I used the buds for some moderate gaming, too, and didn't personally experience any latency issues. The Phiaton buds aren't tailored for gaming — they don't come with a dongle, even, so Bluetooth is your only option — but they did well enough that I'd happily use them for gaming again. 

Many leading sound products geared for gaming still operate on the 5.2 version of Bluetooth, so there's not a chasm of performance discrepancy between these earbuds for less than $50 and $150+ options — except for where bigger brands implement proprietary technology for making wireless audio connections in gaming faster and more reliable. But even the G Fits, in which Logitech uses proprietary connection tech, didn't dazzle me with a quicker or more stable audio connection. If you're a serious gamer, you probably want to stick to wired audio peripherals anyways, but casual players or beginners could get a ton of valuable use out of the BonoBuds.

Stellar ambient noise and noise canceling performance

If ambient mode is something that you use often in earbuds, you would be very satisfied with how well the Bonobuds perform. Television, voices, cars going by... when I wanted to be in tune with the environmental noises around me, it was easy to do so — except for when you tip the volume up over the 75%-ish mark of the earbuds' capability.

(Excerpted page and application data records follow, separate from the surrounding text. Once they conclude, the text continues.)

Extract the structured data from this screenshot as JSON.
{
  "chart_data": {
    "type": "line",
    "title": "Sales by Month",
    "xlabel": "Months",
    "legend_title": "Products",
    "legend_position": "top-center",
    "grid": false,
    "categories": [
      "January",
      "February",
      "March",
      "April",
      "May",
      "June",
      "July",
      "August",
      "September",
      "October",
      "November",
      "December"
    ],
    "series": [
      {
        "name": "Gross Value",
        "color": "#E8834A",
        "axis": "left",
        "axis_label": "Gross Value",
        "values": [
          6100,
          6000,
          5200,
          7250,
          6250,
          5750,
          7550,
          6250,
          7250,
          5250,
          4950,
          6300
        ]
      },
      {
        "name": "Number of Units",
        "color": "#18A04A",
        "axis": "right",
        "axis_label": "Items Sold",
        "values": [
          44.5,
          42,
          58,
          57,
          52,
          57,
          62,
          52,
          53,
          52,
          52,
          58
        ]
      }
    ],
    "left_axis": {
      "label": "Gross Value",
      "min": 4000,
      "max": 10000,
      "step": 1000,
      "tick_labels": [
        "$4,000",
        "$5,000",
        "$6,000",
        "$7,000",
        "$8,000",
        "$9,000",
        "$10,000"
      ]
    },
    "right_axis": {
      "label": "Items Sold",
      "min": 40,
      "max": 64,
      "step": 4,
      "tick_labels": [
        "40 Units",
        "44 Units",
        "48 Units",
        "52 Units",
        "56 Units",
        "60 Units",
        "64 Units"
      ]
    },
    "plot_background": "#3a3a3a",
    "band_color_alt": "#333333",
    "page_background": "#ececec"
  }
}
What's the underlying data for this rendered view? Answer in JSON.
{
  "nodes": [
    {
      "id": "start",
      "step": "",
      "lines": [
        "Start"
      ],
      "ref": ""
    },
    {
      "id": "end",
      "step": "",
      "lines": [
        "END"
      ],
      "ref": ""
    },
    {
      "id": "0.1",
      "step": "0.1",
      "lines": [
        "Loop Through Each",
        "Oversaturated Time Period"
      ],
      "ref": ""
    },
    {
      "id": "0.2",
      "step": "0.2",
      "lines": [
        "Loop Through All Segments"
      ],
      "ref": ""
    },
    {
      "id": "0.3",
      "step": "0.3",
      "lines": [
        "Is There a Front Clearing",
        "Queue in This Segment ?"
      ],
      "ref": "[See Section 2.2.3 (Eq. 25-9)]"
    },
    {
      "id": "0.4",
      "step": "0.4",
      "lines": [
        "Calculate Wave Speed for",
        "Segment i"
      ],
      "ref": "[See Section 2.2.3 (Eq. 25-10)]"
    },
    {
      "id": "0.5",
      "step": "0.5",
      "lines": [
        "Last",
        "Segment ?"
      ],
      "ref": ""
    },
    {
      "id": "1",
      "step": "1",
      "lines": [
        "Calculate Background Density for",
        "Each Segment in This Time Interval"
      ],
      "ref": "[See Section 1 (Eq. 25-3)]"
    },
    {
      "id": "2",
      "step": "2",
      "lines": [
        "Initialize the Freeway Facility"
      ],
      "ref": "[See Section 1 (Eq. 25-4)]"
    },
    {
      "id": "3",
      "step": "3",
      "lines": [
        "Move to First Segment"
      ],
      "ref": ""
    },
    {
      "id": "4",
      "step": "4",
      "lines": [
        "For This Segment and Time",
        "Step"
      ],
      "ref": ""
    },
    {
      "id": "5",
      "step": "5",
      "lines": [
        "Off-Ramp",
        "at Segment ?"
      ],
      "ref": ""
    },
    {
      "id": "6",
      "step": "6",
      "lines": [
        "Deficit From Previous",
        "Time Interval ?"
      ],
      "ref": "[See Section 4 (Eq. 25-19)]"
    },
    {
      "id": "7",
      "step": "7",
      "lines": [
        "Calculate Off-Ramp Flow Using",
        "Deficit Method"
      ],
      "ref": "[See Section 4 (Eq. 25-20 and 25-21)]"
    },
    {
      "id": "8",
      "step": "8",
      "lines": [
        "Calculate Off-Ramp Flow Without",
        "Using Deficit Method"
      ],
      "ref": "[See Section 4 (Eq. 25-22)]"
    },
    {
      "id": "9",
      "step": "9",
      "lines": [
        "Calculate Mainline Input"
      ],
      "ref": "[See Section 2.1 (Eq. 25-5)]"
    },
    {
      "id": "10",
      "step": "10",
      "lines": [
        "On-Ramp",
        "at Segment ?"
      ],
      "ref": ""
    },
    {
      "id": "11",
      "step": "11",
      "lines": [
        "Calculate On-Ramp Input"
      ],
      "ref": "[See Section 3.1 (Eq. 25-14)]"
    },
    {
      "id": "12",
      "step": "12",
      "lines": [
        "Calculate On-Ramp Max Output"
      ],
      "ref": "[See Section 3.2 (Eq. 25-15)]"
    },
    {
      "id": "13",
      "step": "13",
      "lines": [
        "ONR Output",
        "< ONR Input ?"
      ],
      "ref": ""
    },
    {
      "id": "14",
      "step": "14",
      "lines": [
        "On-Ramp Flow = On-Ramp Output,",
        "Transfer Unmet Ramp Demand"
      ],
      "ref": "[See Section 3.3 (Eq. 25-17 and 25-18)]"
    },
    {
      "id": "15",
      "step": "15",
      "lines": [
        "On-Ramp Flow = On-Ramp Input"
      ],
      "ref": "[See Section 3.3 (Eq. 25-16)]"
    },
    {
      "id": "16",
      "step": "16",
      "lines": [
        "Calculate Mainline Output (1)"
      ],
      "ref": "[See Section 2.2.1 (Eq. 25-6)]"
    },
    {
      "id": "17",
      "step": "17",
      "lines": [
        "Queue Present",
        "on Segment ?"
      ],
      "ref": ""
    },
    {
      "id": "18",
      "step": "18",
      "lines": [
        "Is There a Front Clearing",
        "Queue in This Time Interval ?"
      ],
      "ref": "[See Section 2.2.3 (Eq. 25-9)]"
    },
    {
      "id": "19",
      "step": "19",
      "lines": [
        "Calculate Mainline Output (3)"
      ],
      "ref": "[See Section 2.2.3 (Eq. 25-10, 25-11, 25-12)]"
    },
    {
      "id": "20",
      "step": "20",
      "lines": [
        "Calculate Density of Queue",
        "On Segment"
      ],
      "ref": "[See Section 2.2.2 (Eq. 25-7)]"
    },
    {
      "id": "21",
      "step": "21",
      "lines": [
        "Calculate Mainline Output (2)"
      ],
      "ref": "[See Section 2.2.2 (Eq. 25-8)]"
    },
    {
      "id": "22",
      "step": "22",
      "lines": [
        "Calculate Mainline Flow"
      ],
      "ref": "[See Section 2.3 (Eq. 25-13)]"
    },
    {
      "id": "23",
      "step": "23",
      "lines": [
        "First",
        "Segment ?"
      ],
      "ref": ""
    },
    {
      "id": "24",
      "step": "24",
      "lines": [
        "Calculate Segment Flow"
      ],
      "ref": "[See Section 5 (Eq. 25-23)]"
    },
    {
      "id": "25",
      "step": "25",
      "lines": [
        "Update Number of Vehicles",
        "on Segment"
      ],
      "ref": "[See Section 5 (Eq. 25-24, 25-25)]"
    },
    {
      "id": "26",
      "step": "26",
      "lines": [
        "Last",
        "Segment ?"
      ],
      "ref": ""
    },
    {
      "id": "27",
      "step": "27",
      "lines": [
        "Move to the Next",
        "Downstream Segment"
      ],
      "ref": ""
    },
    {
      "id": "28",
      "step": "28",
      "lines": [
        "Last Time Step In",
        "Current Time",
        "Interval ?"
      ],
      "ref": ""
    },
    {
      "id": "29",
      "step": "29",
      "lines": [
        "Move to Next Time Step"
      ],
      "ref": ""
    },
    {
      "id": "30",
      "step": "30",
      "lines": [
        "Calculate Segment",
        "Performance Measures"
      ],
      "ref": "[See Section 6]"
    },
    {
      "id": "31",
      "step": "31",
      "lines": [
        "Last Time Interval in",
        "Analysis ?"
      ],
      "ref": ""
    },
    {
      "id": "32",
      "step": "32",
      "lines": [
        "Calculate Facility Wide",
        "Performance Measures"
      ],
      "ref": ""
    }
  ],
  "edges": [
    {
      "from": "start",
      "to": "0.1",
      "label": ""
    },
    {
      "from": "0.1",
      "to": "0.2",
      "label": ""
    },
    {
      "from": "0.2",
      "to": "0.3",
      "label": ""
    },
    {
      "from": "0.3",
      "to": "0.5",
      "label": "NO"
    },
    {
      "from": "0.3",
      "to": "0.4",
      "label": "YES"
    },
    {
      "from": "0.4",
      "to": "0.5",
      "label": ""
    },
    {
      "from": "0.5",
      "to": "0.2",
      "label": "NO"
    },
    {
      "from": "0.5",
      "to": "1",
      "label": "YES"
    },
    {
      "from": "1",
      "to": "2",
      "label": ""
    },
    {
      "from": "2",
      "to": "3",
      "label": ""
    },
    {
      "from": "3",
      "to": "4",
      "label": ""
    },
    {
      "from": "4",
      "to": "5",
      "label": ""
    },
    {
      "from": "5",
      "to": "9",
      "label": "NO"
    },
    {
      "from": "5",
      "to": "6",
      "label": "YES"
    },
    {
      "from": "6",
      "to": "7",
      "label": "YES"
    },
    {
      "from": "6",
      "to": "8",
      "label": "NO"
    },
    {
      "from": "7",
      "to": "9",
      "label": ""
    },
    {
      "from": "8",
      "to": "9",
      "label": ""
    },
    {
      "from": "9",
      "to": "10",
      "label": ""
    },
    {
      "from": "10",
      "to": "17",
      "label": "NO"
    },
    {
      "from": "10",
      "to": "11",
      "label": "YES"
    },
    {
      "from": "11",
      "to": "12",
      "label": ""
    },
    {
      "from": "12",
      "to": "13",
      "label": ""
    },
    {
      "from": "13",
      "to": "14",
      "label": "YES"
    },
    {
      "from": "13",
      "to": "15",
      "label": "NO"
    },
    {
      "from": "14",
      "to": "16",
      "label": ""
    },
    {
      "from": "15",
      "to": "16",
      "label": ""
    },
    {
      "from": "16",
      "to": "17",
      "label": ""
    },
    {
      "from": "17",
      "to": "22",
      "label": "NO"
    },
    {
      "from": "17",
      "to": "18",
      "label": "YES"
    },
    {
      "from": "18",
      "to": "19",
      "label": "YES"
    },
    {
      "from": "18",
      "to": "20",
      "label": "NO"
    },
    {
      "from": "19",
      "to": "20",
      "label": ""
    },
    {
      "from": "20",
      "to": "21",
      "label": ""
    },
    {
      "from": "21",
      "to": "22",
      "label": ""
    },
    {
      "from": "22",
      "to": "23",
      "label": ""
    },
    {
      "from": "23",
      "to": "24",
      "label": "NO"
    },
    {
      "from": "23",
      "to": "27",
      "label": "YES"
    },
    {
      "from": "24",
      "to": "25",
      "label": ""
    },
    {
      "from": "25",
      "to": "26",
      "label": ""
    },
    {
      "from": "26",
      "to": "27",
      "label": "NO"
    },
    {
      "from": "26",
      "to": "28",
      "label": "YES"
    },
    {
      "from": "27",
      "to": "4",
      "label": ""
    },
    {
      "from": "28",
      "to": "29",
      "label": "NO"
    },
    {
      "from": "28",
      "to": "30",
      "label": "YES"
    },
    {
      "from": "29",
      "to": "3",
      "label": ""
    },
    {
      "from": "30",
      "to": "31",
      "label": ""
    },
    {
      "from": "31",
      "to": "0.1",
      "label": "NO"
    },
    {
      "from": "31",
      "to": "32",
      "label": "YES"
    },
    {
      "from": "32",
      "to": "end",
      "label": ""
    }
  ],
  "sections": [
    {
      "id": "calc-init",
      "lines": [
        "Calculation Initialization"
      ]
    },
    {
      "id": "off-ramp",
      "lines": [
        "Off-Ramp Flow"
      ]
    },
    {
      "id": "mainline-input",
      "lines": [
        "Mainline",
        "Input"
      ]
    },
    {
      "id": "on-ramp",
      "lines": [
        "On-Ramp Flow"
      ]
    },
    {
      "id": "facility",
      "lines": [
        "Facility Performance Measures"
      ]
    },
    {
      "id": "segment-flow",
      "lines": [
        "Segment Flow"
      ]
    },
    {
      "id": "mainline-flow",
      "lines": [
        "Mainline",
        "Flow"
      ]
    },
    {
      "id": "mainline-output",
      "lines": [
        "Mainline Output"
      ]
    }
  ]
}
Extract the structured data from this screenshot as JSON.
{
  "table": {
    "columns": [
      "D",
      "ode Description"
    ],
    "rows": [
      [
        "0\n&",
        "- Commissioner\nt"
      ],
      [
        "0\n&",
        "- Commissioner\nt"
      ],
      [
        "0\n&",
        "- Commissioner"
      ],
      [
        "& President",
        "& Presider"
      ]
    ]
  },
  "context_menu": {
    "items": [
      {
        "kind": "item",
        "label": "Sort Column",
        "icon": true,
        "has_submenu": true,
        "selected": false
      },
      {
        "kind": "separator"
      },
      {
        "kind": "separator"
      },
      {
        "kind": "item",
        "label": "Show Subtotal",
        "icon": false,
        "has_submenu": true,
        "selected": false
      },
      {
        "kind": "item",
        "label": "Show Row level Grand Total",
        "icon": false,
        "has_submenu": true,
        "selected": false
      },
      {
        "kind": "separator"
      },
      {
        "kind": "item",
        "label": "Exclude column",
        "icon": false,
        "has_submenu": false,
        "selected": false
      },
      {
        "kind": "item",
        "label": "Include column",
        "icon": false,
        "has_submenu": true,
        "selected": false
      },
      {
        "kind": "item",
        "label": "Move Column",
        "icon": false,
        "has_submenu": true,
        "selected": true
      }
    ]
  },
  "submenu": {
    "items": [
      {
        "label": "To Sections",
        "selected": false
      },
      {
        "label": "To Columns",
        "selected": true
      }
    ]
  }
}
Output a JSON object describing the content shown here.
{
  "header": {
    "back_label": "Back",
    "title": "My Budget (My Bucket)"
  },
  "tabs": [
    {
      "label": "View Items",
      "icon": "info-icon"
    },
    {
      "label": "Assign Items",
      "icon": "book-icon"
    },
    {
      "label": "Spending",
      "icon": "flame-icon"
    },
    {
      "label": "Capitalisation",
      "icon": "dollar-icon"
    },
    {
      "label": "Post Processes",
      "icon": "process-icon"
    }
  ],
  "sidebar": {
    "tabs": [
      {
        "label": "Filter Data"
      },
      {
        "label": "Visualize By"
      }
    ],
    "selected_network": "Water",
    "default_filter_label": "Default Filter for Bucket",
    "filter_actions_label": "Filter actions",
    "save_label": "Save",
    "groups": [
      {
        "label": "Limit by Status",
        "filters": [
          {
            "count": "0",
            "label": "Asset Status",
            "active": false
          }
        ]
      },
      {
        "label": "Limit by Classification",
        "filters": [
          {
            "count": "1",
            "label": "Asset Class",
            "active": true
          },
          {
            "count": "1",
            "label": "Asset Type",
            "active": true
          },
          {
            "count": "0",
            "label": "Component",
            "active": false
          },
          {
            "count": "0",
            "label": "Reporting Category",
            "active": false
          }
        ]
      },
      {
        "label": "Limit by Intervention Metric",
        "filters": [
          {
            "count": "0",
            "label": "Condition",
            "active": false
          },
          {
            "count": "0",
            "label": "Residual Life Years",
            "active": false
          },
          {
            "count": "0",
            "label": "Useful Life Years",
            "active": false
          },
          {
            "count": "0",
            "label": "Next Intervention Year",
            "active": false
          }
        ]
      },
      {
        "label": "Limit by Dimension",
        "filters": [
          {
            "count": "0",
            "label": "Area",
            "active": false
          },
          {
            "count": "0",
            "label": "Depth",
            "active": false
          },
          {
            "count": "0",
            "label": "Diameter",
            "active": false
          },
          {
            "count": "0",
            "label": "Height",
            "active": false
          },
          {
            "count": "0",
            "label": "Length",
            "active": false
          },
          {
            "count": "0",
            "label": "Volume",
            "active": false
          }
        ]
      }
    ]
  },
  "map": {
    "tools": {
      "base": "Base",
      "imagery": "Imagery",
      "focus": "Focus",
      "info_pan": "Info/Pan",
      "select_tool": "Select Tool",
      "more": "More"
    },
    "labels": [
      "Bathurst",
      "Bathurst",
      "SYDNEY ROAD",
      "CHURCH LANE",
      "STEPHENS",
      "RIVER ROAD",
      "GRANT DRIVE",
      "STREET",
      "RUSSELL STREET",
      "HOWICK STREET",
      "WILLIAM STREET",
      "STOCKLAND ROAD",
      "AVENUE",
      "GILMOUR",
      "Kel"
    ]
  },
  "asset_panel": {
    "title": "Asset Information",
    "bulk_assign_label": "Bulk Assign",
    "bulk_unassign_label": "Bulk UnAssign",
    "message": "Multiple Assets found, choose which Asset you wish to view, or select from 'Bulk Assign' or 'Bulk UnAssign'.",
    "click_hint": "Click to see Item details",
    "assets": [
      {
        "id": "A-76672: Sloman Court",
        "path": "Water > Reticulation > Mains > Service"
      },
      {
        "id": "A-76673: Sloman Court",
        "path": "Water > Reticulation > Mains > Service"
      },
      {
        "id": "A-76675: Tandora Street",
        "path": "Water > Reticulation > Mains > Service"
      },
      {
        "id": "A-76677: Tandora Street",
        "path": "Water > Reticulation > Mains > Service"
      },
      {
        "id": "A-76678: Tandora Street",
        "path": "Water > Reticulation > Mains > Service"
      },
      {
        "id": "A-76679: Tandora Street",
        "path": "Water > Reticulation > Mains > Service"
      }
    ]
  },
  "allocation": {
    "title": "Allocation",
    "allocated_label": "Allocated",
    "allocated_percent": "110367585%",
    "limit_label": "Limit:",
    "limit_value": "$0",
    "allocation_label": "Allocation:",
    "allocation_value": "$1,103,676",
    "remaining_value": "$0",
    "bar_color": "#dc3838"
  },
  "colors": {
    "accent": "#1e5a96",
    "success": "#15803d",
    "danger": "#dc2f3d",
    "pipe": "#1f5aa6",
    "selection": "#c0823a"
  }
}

The passive noise cancellation worked remarkably well because of how well the buds seal in the ears. When the Echo Cancellation Noise Reduction technology kicked in, the ambient noise was reduced to nothing. I figured it would be easy enough for the buds to cancel out noise in my home, where there was just a TV playing and a dog barking outside, but the true test was taking them to a local cafe on a crowded Saturday morning. Environmental noise, of which there was plenty, was hushed to a fraction of its volume — perhaps only 15% of the exterior volume was able to leak through at most. For $49.99 and with no active noise cancellation, I would never have expected this level of performance.

BonoBuds vs. BonoBuds Lite

For $10 more, you can upgrade your purchase to the BonoBuds. Both products share several similarities, like Bluetooth 5.2 and quick 90-minute charging, but the case charges faster for the regular buds. They share the same suite of touch controls. The buds share an IPX4 moisture-proof rating, too. The Lites are only capable of 70 hours of battery life in standby mode, which is 30 hours less than the regular buds. However, the regular BonoBuds are only capable of six hours of active music play, and the Lites can reach 11 hours.

Overall, the audio quality between the two was effectively identical. The regular BonoBuds achieve more of an absolute noise cancellation — if that's your priority — but the battery life on the Lites definitely out-performed the regular buds — so because I'm not regularly in need of flawlessly effective noise cancellation, I wouldn't feel a necessity to invest the extra $10 in the regular BonoBuds. Both varieties come in a sleek, compact case perfectly sized for dropping into pockets or storing in a desk drawer.

Are BonoBuds worth it?

We have a two-part answer to this question. I would recommend BonoBuds Lite to pretty much anyone. They're affordable at $49.99 on Amazon, simple to set up and customize, and are adaptable enough to use for work conferences, studying, working out, gaming, or just music listening for pleasure. I think the battery life is impressive, the passive noise cancellation is remarkable, and the fit is ridiculously comfortable. The touch controls are quick to catch on to and fit the needs of most people.

I'm not sure that the regular BonoBuds are worth the cash, though, even if it's only a handful more bucks. Phiaton already outdid itself with the Lites, and I don't see any instance where I would need more noise cancellation than is provided in the less expensive buds. I think I personally would be annoyed with the lessened battery life, too — but maybe someone else would see more value in the additional 30 hours of passive battery time. If you want to take my word for it, though, the Lites are a worthwhile investment as a budget-friendly, daily-use pair of earbuds that produce complex, dynamic sound.